━━━━━ Input for this task
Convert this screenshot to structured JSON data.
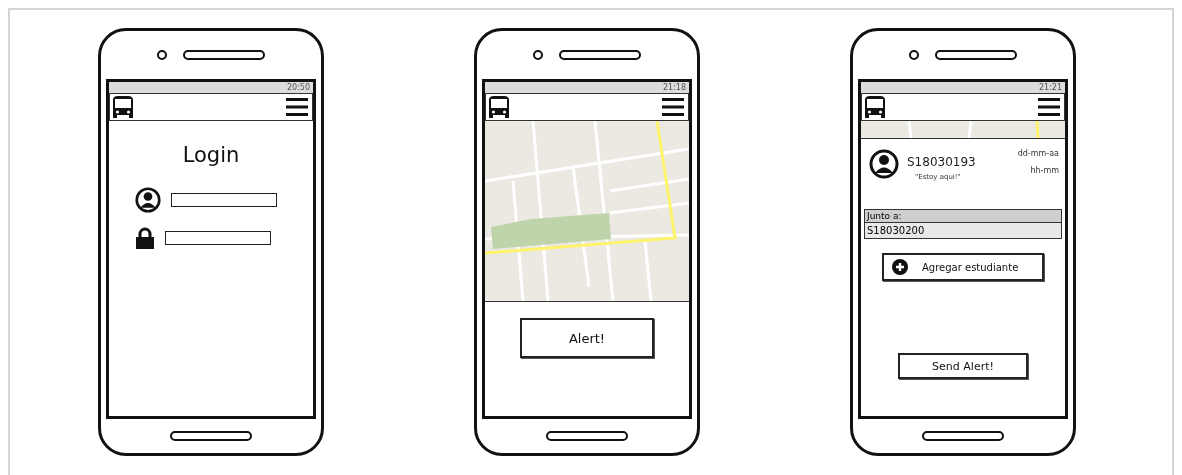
{
  "phones": [
    {
      "kind": "login",
      "status_time": "20:50",
      "title": "Login",
      "fields": [
        {
          "kind": "user"
        },
        {
          "kind": "password"
        }
      ]
    },
    {
      "kind": "map",
      "status_time": "21:18",
      "button": "Alert!"
    },
    {
      "kind": "alert",
      "status_time": "21:21",
      "student": "S18030193",
      "quote": "\"Estoy aqui!\"",
      "date": "dd-mm-aa",
      "time": "hh-mm",
      "group_label": "Junto a:",
      "group_value": "S18030200",
      "add_button": "Agregar estudiante",
      "send_button": "Send Alert!"
    }
  ]
}
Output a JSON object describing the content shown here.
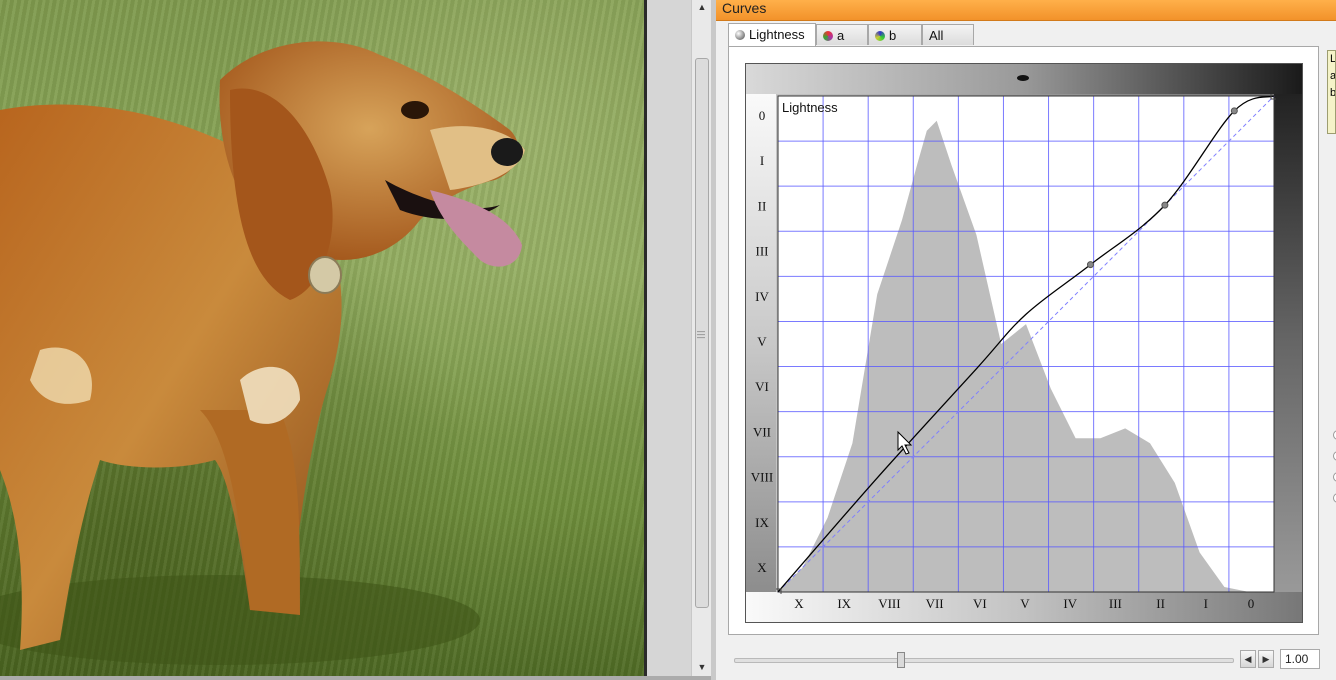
{
  "panel": {
    "title": "Curves",
    "tabs": [
      {
        "label": "Lightness",
        "icon": "lightness-channel-icon",
        "active": true
      },
      {
        "label": "a",
        "icon": "a-channel-icon",
        "active": false
      },
      {
        "label": "b",
        "icon": "b-channel-icon",
        "active": false
      },
      {
        "label": "All",
        "icon": "",
        "active": false
      }
    ],
    "chart_label": "Lightness",
    "y_labels": [
      "0",
      "I",
      "II",
      "III",
      "IV",
      "V",
      "VI",
      "VII",
      "VIII",
      "IX",
      "X"
    ],
    "x_labels": [
      "X",
      "IX",
      "VIII",
      "VII",
      "VI",
      "V",
      "IV",
      "III",
      "II",
      "I",
      "0"
    ],
    "side_info": [
      "L",
      "a",
      "b"
    ],
    "slider_value": "1.00"
  },
  "colors": {
    "title_bar": "#f2922a",
    "grid": "#5a5aff",
    "histogram": "#bdbdbd",
    "curve": "#000000"
  },
  "chart_data": {
    "type": "area",
    "title": "",
    "xlabel": "",
    "ylabel": "",
    "x_tick_labels": [
      "X",
      "IX",
      "VIII",
      "VII",
      "VI",
      "V",
      "IV",
      "III",
      "II",
      "I",
      "0"
    ],
    "y_tick_labels": [
      "0",
      "I",
      "II",
      "III",
      "IV",
      "V",
      "VI",
      "VII",
      "VIII",
      "IX",
      "X"
    ],
    "xlim": [
      0,
      10
    ],
    "ylim": [
      0,
      10
    ],
    "grid": true,
    "series": [
      {
        "name": "Histogram",
        "x": [
          0,
          0.5,
          1,
          1.5,
          2,
          2.5,
          2.8,
          3,
          3.2,
          3.5,
          4,
          4.5,
          5,
          5.5,
          6,
          6.5,
          7,
          7.5,
          8,
          8.5,
          9,
          9.5,
          10
        ],
        "values": [
          0,
          0.5,
          1.5,
          3,
          6,
          7.5,
          8.6,
          9.3,
          9.5,
          8.6,
          7.2,
          5,
          5.4,
          4.1,
          3.1,
          3.1,
          3.3,
          3,
          2.2,
          0.8,
          0.1,
          0,
          0
        ]
      },
      {
        "name": "Curve",
        "x": [
          0,
          2,
          4,
          5,
          6.3,
          7.8,
          9.2,
          10
        ],
        "values": [
          0,
          2.3,
          4.5,
          5.6,
          6.6,
          7.8,
          9.7,
          10
        ]
      },
      {
        "name": "Identity",
        "x": [
          0,
          10
        ],
        "values": [
          0,
          10
        ]
      }
    ],
    "control_points": [
      [
        6.3,
        6.6
      ],
      [
        7.8,
        7.8
      ],
      [
        9.2,
        9.7
      ]
    ]
  }
}
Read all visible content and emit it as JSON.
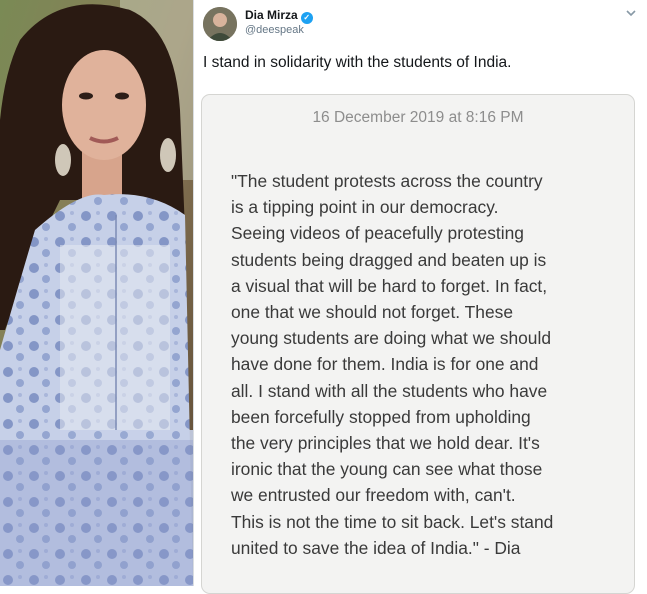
{
  "tweet": {
    "author_name": "Dia Mirza",
    "author_handle": "@deespeak",
    "text": "I stand in solidarity with the students of India."
  },
  "note": {
    "date": "16 December 2019 at 8:16 PM",
    "lines": [
      "\"The student protests across the country",
      "is a tipping point in our democracy.",
      "Seeing videos of peacefully protesting",
      "students being dragged and beaten up is",
      "a visual that will be hard to forget. In fact,",
      "one that we should not forget. These",
      "young students are doing what we should",
      "have done for them. India is for one and",
      "all. I stand with all the students who have",
      "been forcefully stopped from upholding",
      "the very principles that we hold dear. It's",
      "ironic that the young can see what those",
      "we entrusted our freedom with, can't.",
      "This is not the time to sit back. Let's stand",
      "united to save the idea of India.\" - Dia"
    ]
  },
  "icons": {
    "verified": "verified-badge-icon",
    "menu": "chevron-down-icon"
  },
  "colors": {
    "verified_blue": "#1da1f2",
    "handle_gray": "#657786",
    "note_bg": "#f3f3f2"
  }
}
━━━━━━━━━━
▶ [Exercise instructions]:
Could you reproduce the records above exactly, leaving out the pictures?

▶ [Solution below]:
Convert this screenshot to structured JSON data.
{
  "phones": [
    {
      "kind": "login",
      "status_time": "20:50",
      "title": "Login",
      "fields": [
        {
          "kind": "user"
        },
        {
          "kind": "password"
        }
      ]
    },
    {
      "kind": "map",
      "status_time": "21:18",
      "button": "Alert!"
    },
    {
      "kind": "alert",
      "status_time": "21:21",
      "student": "S18030193",
      "quote": "\"Estoy aqui!\"",
      "date": "dd-mm-aa",
      "time": "hh-mm",
      "group_label": "Junto a:",
      "group_value": "S18030200",
      "add_button": "Agregar estudiante",
      "send_button": "Send Alert!"
    }
  ]
}
Output a JSON object describing the content shown here.
{
  "panel": {
    "title": "Curves",
    "tabs": [
      {
        "label": "Lightness",
        "icon": "lightness-channel-icon",
        "active": true
      },
      {
        "label": "a",
        "icon": "a-channel-icon",
        "active": false
      },
      {
        "label": "b",
        "icon": "b-channel-icon",
        "active": false
      },
      {
        "label": "All",
        "icon": "",
        "active": false
      }
    ],
    "chart_label": "Lightness",
    "y_labels": [
      "0",
      "I",
      "II",
      "III",
      "IV",
      "V",
      "VI",
      "VII",
      "VIII",
      "IX",
      "X"
    ],
    "x_labels": [
      "X",
      "IX",
      "VIII",
      "VII",
      "VI",
      "V",
      "IV",
      "III",
      "II",
      "I",
      "0"
    ],
    "side_info": [
      "L",
      "a",
      "b"
    ],
    "slider_value": "1.00"
  },
  "colors": {
    "title_bar": "#f2922a",
    "grid": "#5a5aff",
    "histogram": "#bdbdbd",
    "curve": "#000000"
  },
  "chart_data": {
    "type": "area",
    "title": "",
    "xlabel": "",
    "ylabel": "",
    "x_tick_labels": [
      "X",
      "IX",
      "VIII",
      "VII",
      "VI",
      "V",
      "IV",
      "III",
      "II",
      "I",
      "0"
    ],
    "y_tick_labels": [
      "0",
      "I",
      "II",
      "III",
      "IV",
      "V",
      "VI",
      "VII",
      "VIII",
      "IX",
      "X"
    ],
    "xlim": [
      0,
      10
    ],
    "ylim": [
      0,
      10
    ],
    "grid": true,
    "series": [
      {
        "name": "Histogram",
        "x": [
          0,
          0.5,
          1,
          1.5,
          2,
          2.5,
          2.8,
          3,
          3.2,
          3.5,
          4,
          4.5,
          5,
          5.5,
          6,
          6.5,
          7,
          7.5,
          8,
          8.5,
          9,
          9.5,
          10
        ],
        "values": [
          0,
          0.5,
          1.5,
          3,
          6,
          7.5,
          8.6,
          9.3,
          9.5,
          8.6,
          7.2,
          5,
          5.4,
          4.1,
          3.1,
          3.1,
          3.3,
          3,
          2.2,
          0.8,
          0.1,
          0,
          0
        ]
      },
      {
        "name": "Curve",
        "x": [
          0,
          2,
          4,
          5,
          6.3,
          7.8,
          9.2,
          10
        ],
        "values": [
          0,
          2.3,
          4.5,
          5.6,
          6.6,
          7.8,
          9.7,
          10
        ]
      },
      {
        "name": "Identity",
        "x": [
          0,
          10
        ],
        "values": [
          0,
          10
        ]
      }
    ],
    "control_points": [
      [
        6.3,
        6.6
      ],
      [
        7.8,
        7.8
      ],
      [
        9.2,
        9.7
      ]
    ]
  }
}
Read all visible content and emit it as JSON.
{
  "tweet": {
    "author_name": "Dia Mirza",
    "author_handle": "@deespeak",
    "text": "I stand in solidarity with the students of India."
  },
  "note": {
    "date": "16 December 2019 at 8:16 PM",
    "lines": [
      "\"The student protests across the country",
      "is a tipping point in our democracy.",
      "Seeing videos of peacefully protesting",
      "students being dragged and beaten up is",
      "a visual that will be hard to forget. In fact,",
      "one that we should not forget. These",
      "young students are doing what we should",
      "have done for them. India is for one and",
      "all. I stand with all the students who have",
      "been forcefully stopped from upholding",
      "the very principles that we hold dear. It's",
      "ironic that the young can see what those",
      "we entrusted our freedom with, can't.",
      "This is not the time to sit back. Let's stand",
      "united to save the idea of India.\" - Dia"
    ]
  },
  "icons": {
    "verified": "verified-badge-icon",
    "menu": "chevron-down-icon"
  },
  "colors": {
    "verified_blue": "#1da1f2",
    "handle_gray": "#657786",
    "note_bg": "#f3f3f2"
  }
}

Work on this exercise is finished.